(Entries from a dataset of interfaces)
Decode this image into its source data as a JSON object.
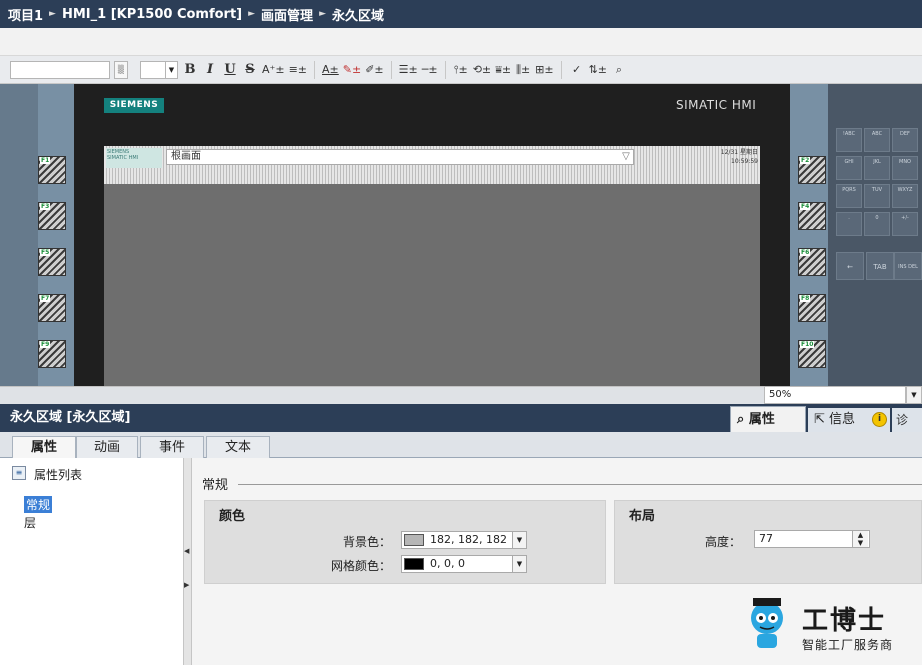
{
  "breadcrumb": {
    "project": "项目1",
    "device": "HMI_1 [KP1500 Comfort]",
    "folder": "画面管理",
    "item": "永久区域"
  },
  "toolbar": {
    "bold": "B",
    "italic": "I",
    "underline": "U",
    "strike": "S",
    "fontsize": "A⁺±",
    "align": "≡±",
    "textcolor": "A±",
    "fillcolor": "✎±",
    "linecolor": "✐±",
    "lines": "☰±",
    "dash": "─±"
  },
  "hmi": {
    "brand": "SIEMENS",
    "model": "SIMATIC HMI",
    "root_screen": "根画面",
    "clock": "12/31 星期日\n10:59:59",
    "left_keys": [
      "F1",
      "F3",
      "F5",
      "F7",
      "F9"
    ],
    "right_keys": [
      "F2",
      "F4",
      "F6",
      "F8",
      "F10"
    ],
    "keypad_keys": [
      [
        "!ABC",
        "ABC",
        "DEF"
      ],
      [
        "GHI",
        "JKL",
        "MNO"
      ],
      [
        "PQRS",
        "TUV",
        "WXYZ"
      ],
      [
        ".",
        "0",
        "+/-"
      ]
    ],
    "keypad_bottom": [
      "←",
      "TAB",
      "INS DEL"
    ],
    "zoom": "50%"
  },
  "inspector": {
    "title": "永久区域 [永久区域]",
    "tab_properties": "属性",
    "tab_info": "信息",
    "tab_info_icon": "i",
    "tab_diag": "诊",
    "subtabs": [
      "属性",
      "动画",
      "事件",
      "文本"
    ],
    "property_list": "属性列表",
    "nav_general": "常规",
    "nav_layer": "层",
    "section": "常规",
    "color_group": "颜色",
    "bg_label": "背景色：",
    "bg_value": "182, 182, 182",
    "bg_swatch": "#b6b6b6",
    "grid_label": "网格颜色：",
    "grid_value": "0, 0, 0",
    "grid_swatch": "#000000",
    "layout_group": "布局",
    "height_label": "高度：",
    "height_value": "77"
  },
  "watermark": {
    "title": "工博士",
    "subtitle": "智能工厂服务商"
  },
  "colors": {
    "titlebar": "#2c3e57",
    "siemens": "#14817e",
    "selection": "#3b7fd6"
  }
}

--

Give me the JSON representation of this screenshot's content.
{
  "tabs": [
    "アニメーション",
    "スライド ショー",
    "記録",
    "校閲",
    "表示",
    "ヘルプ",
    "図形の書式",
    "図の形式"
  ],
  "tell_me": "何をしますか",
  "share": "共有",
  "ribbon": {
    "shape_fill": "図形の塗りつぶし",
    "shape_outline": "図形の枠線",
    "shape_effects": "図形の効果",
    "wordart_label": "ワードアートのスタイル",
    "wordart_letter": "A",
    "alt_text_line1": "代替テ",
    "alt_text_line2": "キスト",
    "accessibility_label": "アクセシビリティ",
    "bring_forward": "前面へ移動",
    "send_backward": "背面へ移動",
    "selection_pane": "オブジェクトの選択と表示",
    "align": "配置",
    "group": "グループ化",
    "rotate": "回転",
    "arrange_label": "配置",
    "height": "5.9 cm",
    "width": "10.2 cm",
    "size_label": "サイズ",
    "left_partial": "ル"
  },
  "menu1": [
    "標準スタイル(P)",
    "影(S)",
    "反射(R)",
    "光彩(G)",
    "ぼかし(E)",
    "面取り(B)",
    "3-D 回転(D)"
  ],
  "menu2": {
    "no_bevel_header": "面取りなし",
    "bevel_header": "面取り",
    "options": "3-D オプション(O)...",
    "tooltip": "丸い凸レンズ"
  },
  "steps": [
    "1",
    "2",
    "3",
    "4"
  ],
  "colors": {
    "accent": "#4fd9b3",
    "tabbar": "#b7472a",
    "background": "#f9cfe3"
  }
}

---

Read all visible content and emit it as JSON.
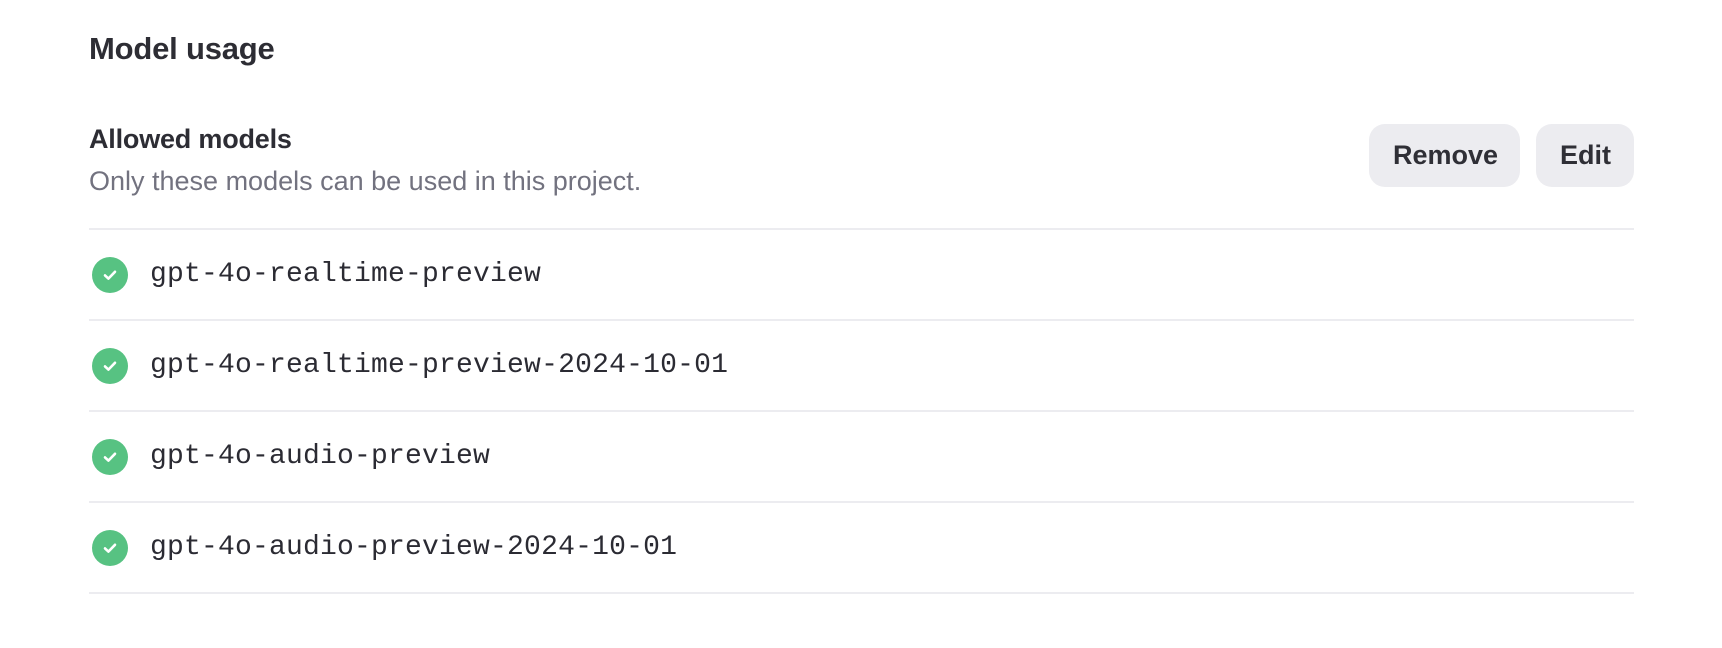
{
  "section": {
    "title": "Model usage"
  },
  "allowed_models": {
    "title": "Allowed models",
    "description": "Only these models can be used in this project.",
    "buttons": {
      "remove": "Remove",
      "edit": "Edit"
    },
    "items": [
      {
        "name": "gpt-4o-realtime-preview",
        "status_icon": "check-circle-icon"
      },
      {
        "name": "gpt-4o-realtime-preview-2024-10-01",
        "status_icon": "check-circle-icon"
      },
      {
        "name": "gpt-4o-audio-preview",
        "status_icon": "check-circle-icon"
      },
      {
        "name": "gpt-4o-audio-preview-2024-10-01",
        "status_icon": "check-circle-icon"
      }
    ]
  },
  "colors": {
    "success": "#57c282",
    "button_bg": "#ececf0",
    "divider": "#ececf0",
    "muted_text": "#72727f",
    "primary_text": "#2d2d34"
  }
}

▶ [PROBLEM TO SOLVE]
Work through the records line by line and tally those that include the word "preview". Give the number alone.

▶ [EXPECTED OUTPUT]
4